(A sequel to Tim

Winton’s Blueback)



Dora Jackson shook her sea-salted hair in the twilight breeze.

The wind had picked up, and she squinted through the gusts

blowing knots of hair in all directions. She pulled off the diving gear

clinging to her body, and pressed her towel onto her strong frame.

Slinging the weights over her shoulder, she trudged up to the broad

timber house where her mother and father would be waiting for her.

Like her grandmother, Dora knew all of the secrets of Longboat

Bay. She didn’t mean to find them, she would just stumble upon

them as she swam into the crystal depths of the bay. As Dora made

her way home, it occurred to her that Longboat Bay hadn’t always

been the same. As a child she vaguely remembered the shock that hit

everyone across the beach. She remembered the smoke that used to

come billowing from the shore. The fumes that intoxicated her

mouth and her nose when she fell asleep. Her thoughts were

interrupted suddenly by her mother opening the door. Immediate

warmth rushed through her joints as she was welcomed home with a

kiss and a hug.

Dora gave herself one last rub with her towel, and hung it over

the rack standing by the door, ready for tomorrow morning’s swim.

She skipped to her room in as few leaps as possible to avoid slipping

on the floor, and flopped lazily onto her bed. After day dreaming for

a minute, she slouched over to her cupboard and threw on a t-shirt.

Bouncing into the dining room, she found her parents sipping on

water, tentatively.

‘Hello, sweetheart,’ said her father, Abel.

‘Hey dad. How’s your day been?’

Her mother smiled sweetly down to her, pleased by her daughter’s

politeness. She looked back up to Abel, her husband.

‘Good, thank you, darling.’ He paused, then continued. ‘Today in

the lab, your mother and I did some more research on the causes of

underwater tornados.’

Dora looked up delightedly, admiring her wonderful parents. She

hoped to be like them one day.

A little bit later, she found herself sitting down at the dining room

table, feeding from a bowl of spaghetti bolognese. The noodles

twisted and twirled around her fork, like leaves falling softly to the

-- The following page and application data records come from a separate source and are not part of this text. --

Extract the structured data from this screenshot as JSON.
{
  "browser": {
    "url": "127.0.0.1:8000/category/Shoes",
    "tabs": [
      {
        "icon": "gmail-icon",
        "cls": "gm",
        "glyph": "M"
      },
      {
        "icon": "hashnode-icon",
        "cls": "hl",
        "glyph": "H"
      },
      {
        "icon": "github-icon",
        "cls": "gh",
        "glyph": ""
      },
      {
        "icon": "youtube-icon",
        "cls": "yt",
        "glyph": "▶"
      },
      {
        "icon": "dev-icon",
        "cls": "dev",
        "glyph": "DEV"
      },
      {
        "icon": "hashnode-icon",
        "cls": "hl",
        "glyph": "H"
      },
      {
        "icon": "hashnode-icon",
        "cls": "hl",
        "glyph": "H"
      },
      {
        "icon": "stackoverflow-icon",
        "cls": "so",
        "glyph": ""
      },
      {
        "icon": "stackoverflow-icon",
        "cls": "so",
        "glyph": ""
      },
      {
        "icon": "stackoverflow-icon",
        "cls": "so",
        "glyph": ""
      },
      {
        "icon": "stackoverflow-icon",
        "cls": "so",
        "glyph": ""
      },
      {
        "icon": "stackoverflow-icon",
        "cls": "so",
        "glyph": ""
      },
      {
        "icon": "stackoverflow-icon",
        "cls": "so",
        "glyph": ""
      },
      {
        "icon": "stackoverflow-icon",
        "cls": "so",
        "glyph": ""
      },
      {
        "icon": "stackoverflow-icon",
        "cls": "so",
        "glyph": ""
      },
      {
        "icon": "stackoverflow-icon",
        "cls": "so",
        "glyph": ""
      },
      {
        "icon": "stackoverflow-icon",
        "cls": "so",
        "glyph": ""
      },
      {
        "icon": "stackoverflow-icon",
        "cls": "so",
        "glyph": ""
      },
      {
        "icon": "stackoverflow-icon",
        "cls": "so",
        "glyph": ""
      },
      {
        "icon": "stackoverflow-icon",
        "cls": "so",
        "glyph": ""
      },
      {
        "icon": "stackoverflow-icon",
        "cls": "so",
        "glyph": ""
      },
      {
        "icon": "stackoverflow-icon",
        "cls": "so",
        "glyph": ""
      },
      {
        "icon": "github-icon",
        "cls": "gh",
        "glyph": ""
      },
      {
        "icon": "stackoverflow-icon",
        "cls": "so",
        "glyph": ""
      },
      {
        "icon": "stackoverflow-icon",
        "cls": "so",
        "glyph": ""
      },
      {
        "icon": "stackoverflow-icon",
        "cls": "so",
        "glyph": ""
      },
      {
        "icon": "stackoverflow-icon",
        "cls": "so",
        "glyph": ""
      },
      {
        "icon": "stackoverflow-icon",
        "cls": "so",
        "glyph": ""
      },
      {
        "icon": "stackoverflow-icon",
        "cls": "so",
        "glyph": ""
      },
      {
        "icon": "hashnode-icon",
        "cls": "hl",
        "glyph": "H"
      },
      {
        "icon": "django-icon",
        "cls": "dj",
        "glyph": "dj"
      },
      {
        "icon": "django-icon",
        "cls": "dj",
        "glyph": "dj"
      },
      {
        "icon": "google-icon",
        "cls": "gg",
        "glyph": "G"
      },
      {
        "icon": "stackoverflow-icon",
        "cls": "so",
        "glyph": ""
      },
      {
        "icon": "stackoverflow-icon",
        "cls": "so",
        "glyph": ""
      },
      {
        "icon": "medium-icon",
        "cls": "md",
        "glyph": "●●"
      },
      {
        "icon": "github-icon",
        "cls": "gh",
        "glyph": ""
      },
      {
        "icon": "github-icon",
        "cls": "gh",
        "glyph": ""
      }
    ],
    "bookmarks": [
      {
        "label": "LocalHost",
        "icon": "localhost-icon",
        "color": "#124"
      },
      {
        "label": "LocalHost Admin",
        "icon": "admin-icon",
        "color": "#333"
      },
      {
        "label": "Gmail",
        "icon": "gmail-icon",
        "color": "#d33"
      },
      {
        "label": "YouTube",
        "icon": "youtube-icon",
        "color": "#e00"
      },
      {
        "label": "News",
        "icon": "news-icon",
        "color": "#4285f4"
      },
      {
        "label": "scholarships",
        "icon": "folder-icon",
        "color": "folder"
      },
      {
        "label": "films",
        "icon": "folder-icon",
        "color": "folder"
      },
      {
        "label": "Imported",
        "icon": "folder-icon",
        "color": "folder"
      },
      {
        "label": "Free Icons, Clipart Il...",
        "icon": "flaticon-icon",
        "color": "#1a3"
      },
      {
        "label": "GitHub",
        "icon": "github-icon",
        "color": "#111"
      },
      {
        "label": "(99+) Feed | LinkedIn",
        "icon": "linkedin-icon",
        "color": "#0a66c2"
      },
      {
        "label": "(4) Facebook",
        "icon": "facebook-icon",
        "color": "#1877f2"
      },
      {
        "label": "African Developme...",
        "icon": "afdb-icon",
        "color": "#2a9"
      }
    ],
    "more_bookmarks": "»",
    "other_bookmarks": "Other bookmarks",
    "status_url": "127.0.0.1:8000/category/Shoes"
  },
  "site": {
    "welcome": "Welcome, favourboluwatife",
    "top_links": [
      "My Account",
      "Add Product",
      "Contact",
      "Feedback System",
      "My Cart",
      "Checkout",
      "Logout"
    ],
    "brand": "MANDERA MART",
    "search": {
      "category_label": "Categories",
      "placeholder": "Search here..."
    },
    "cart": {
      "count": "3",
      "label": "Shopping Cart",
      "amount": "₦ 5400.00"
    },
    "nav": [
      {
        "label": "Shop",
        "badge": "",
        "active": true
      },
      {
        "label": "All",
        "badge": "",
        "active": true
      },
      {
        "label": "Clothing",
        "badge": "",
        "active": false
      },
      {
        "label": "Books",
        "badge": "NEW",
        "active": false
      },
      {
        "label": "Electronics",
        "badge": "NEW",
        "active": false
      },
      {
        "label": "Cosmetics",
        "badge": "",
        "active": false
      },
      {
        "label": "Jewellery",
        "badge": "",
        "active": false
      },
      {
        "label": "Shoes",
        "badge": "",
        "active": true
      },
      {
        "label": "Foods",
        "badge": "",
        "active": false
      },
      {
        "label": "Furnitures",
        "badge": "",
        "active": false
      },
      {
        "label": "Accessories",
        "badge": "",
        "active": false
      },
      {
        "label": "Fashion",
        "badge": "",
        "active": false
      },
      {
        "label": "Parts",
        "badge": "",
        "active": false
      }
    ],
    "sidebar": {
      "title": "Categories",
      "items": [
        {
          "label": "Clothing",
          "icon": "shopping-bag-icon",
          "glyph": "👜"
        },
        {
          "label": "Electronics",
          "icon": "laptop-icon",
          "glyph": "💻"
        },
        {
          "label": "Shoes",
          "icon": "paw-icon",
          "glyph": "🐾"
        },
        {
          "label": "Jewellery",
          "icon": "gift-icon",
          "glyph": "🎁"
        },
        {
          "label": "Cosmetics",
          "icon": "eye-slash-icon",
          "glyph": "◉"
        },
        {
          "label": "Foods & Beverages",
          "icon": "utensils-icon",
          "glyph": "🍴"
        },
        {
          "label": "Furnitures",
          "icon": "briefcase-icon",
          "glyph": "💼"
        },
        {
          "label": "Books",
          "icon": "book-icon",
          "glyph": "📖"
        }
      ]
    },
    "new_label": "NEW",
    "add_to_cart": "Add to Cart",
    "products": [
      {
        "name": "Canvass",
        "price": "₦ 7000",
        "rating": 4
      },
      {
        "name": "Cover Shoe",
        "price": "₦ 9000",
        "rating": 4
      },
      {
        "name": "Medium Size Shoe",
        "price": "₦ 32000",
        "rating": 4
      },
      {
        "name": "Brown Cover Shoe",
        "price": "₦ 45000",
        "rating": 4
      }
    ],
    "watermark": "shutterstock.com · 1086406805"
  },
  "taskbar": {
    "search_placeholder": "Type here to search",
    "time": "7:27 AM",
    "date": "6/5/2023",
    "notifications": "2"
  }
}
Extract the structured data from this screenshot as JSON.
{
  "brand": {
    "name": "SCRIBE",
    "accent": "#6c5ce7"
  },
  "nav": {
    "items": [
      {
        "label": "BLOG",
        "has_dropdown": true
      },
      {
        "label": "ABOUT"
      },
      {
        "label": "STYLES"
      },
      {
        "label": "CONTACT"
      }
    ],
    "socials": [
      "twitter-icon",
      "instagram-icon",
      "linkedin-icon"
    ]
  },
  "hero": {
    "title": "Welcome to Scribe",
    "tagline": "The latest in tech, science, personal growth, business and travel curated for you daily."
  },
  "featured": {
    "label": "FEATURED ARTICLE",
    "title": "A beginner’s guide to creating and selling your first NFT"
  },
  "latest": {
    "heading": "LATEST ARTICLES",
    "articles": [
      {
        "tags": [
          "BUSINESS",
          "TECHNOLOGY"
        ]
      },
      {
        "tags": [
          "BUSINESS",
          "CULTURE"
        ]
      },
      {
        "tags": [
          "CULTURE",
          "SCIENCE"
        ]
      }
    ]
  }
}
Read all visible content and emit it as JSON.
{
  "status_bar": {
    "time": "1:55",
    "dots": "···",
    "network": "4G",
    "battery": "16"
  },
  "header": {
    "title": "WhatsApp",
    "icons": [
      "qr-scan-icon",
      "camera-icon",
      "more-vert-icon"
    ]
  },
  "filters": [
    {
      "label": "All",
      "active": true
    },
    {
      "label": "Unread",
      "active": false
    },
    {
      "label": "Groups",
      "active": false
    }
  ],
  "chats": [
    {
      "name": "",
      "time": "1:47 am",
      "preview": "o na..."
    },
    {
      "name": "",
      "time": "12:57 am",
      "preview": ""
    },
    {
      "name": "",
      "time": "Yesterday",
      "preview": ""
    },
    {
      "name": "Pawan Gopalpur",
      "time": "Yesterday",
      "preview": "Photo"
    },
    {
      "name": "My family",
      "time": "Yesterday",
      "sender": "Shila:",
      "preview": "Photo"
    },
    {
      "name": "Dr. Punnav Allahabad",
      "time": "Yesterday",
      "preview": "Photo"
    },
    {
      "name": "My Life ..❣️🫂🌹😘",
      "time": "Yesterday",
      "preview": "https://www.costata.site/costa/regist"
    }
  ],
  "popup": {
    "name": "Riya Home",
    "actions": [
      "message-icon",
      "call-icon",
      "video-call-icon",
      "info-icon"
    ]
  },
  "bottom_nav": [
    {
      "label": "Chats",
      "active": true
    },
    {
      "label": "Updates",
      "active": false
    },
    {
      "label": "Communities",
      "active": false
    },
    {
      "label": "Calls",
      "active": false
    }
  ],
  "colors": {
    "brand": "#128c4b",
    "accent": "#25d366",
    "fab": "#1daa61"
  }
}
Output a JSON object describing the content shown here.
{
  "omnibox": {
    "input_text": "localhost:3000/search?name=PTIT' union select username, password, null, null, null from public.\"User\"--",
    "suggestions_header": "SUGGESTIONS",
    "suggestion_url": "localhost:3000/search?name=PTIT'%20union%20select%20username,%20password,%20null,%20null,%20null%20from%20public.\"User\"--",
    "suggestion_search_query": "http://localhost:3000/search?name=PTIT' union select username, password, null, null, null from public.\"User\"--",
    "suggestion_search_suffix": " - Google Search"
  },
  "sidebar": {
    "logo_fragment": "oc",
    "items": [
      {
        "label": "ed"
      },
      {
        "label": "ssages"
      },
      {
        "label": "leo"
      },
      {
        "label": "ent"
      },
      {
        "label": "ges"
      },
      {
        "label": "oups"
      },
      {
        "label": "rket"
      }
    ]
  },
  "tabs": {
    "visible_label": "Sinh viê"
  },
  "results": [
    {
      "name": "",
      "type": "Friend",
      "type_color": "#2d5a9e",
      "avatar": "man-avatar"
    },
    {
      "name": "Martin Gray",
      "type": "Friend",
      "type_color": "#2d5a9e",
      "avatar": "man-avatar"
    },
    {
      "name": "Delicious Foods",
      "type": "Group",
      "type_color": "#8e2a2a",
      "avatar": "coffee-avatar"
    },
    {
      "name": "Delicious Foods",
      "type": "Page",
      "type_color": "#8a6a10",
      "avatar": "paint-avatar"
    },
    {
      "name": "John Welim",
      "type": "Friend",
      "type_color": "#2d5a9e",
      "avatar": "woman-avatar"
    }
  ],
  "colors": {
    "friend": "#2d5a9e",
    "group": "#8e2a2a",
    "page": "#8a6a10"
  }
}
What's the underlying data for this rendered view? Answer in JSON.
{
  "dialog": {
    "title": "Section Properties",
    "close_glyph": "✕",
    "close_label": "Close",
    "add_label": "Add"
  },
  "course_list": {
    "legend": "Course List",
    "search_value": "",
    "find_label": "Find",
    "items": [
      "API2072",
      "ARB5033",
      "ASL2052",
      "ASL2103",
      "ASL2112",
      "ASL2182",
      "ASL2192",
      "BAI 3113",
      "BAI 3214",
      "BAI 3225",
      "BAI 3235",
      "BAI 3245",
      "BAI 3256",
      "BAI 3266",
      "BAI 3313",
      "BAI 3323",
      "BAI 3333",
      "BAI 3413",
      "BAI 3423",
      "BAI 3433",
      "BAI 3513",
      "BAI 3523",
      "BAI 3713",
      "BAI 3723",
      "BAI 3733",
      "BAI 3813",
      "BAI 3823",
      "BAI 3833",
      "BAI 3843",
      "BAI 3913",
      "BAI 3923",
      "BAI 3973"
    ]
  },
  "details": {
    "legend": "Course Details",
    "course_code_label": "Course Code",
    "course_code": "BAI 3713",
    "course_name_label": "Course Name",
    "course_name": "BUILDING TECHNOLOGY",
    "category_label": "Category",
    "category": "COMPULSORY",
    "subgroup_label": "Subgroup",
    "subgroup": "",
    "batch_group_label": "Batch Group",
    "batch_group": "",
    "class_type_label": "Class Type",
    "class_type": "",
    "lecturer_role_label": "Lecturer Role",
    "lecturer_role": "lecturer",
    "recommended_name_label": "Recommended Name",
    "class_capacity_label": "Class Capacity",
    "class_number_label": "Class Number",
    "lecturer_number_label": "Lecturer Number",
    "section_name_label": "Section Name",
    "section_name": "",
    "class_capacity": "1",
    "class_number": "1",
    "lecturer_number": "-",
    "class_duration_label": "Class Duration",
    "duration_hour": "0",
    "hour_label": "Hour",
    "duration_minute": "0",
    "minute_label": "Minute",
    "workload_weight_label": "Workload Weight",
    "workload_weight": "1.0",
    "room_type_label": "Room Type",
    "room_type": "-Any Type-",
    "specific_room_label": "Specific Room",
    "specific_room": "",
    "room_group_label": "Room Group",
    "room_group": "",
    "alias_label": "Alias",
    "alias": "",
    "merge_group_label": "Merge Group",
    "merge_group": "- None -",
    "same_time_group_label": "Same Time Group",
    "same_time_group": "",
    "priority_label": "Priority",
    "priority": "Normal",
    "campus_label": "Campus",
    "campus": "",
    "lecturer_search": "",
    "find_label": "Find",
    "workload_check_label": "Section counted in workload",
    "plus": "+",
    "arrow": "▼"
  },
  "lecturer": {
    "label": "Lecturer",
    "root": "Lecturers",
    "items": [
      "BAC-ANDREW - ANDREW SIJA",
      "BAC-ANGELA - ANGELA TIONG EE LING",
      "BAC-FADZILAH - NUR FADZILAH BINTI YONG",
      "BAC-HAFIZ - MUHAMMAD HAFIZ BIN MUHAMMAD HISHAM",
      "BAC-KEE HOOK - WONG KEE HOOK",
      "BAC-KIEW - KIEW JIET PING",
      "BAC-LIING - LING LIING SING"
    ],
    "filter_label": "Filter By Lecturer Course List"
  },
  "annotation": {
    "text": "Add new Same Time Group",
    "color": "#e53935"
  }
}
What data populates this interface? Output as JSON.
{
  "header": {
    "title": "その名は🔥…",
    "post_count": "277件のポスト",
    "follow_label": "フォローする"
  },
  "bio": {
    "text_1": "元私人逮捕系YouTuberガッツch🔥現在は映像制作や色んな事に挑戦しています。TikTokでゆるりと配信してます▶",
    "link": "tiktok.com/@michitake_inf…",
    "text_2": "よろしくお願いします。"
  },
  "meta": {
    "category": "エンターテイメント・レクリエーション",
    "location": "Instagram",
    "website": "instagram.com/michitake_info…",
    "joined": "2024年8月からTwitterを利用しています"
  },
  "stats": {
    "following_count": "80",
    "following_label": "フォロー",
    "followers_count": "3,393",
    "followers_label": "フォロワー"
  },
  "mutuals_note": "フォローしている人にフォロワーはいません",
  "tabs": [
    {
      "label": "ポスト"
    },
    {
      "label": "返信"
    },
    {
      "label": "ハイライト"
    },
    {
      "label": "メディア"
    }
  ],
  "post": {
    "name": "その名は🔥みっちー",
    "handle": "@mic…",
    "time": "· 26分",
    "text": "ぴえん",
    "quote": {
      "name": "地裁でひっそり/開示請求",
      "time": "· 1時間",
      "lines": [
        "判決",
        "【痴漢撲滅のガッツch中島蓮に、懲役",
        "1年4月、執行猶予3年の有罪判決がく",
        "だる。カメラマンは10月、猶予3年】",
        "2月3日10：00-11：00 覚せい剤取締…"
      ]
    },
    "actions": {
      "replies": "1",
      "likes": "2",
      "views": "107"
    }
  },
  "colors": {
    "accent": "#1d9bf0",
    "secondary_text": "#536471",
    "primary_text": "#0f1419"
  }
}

ground on an Autumn day. She slurped the pasta into her eager

mouth. Cherishing every bite, she hadn’t even realised that her

parents were sitting together smiling; her father twiddling his thumb